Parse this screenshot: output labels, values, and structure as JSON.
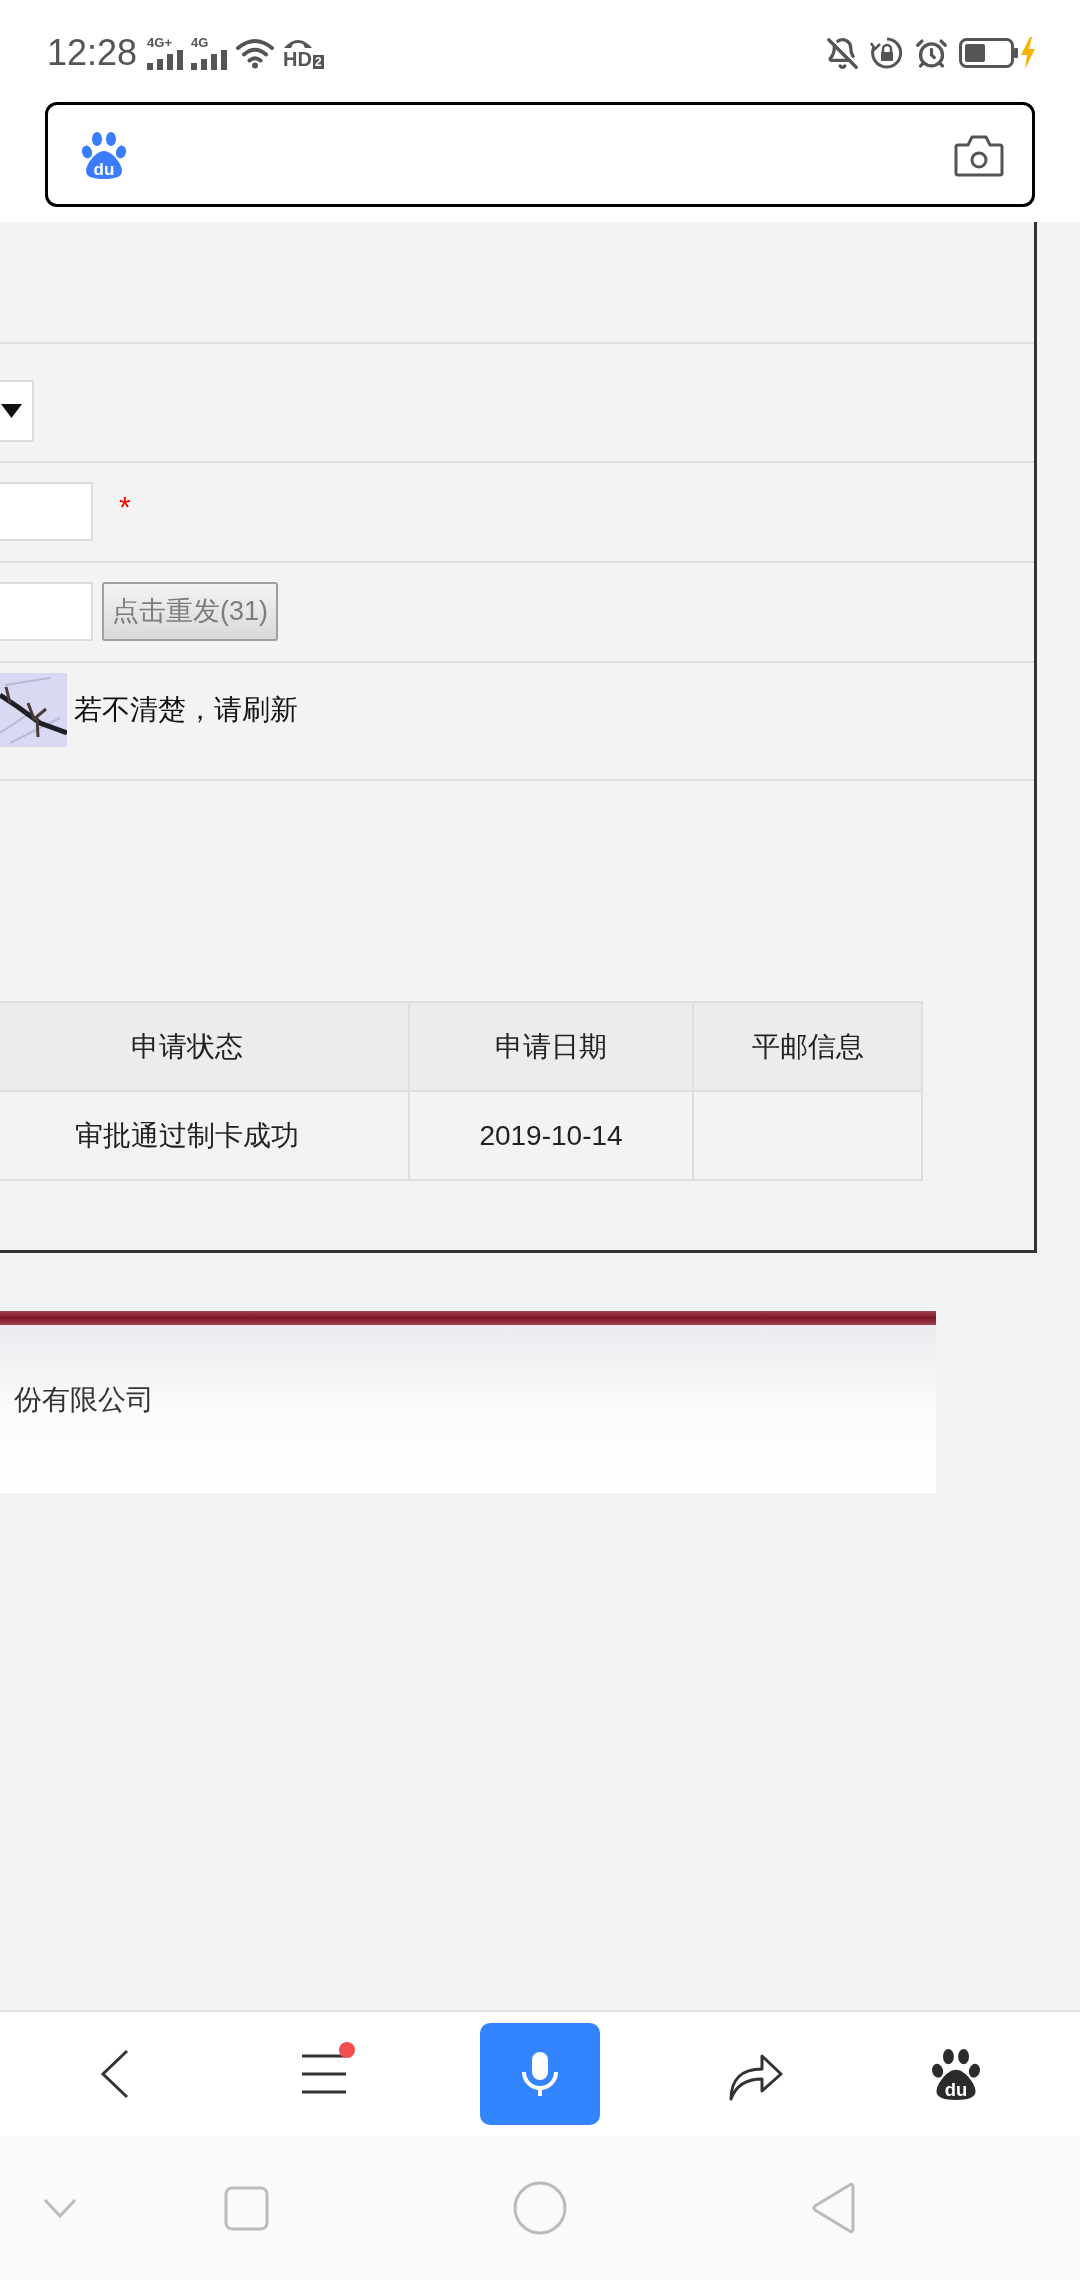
{
  "status_bar": {
    "time": "12:28",
    "networks": [
      "4G+",
      "4G"
    ],
    "call_label": "HD",
    "sim": "2"
  },
  "search_bar": {
    "logo_text": "du"
  },
  "form": {
    "rows": [
      {
        "kind": "select"
      },
      {
        "kind": "input",
        "required_mark": "*"
      },
      {
        "kind": "code",
        "button": {
          "label": "点击重发(31)",
          "disabled": true
        }
      },
      {
        "kind": "captcha",
        "hint": "若不清楚，请刷新"
      }
    ]
  },
  "table": {
    "columns": [
      "申请状态",
      "申请日期",
      "平邮信息"
    ],
    "rows": [
      {
        "cells": [
          "审批通过制卡成功",
          "2019-10-14"
        ]
      }
    ]
  },
  "footer": {
    "company": "份有限公司"
  },
  "toolbar": {
    "menu_notification": true,
    "logo_text": "du"
  }
}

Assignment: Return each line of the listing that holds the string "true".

Exercise solution:
          "disabled": true
    "menu_notification": true,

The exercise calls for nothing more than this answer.